━━━━━ TASK MATERIAL

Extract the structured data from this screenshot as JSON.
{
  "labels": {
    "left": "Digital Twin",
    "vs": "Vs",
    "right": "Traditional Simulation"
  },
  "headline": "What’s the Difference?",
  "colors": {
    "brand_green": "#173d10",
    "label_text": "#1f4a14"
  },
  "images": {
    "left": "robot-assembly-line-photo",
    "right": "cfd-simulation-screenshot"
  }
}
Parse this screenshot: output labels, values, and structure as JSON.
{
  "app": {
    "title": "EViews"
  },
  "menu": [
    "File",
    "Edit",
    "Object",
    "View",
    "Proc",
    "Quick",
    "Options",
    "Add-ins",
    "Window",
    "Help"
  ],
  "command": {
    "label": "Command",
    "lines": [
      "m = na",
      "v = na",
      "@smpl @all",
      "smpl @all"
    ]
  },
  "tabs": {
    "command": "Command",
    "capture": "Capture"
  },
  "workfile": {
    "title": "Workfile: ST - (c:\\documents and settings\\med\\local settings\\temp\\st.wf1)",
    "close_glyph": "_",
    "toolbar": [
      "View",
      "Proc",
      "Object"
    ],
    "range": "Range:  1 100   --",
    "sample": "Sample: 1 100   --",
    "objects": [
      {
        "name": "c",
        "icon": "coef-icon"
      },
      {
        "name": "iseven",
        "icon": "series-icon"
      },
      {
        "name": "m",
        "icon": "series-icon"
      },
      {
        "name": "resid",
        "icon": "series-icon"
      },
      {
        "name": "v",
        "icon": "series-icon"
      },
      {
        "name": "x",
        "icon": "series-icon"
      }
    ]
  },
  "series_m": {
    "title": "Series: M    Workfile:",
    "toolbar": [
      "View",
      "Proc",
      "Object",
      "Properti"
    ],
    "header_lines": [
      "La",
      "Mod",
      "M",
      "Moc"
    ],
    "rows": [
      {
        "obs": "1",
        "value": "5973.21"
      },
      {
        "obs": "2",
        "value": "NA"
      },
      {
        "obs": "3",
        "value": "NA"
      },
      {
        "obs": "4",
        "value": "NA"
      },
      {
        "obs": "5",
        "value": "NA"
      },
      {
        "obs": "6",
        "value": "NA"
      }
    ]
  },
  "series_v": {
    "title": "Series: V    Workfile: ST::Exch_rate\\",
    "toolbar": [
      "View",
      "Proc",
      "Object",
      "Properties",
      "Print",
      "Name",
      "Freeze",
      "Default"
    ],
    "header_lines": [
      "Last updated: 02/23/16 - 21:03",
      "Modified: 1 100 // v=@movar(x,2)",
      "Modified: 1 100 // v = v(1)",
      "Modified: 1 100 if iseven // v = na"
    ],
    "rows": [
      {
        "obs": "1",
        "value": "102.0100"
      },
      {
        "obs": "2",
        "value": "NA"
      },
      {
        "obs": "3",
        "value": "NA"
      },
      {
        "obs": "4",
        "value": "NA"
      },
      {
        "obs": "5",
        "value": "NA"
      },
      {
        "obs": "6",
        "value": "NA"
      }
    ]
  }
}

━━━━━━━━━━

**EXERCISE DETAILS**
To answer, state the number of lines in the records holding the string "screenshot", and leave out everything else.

**COMPLETED TASK**
3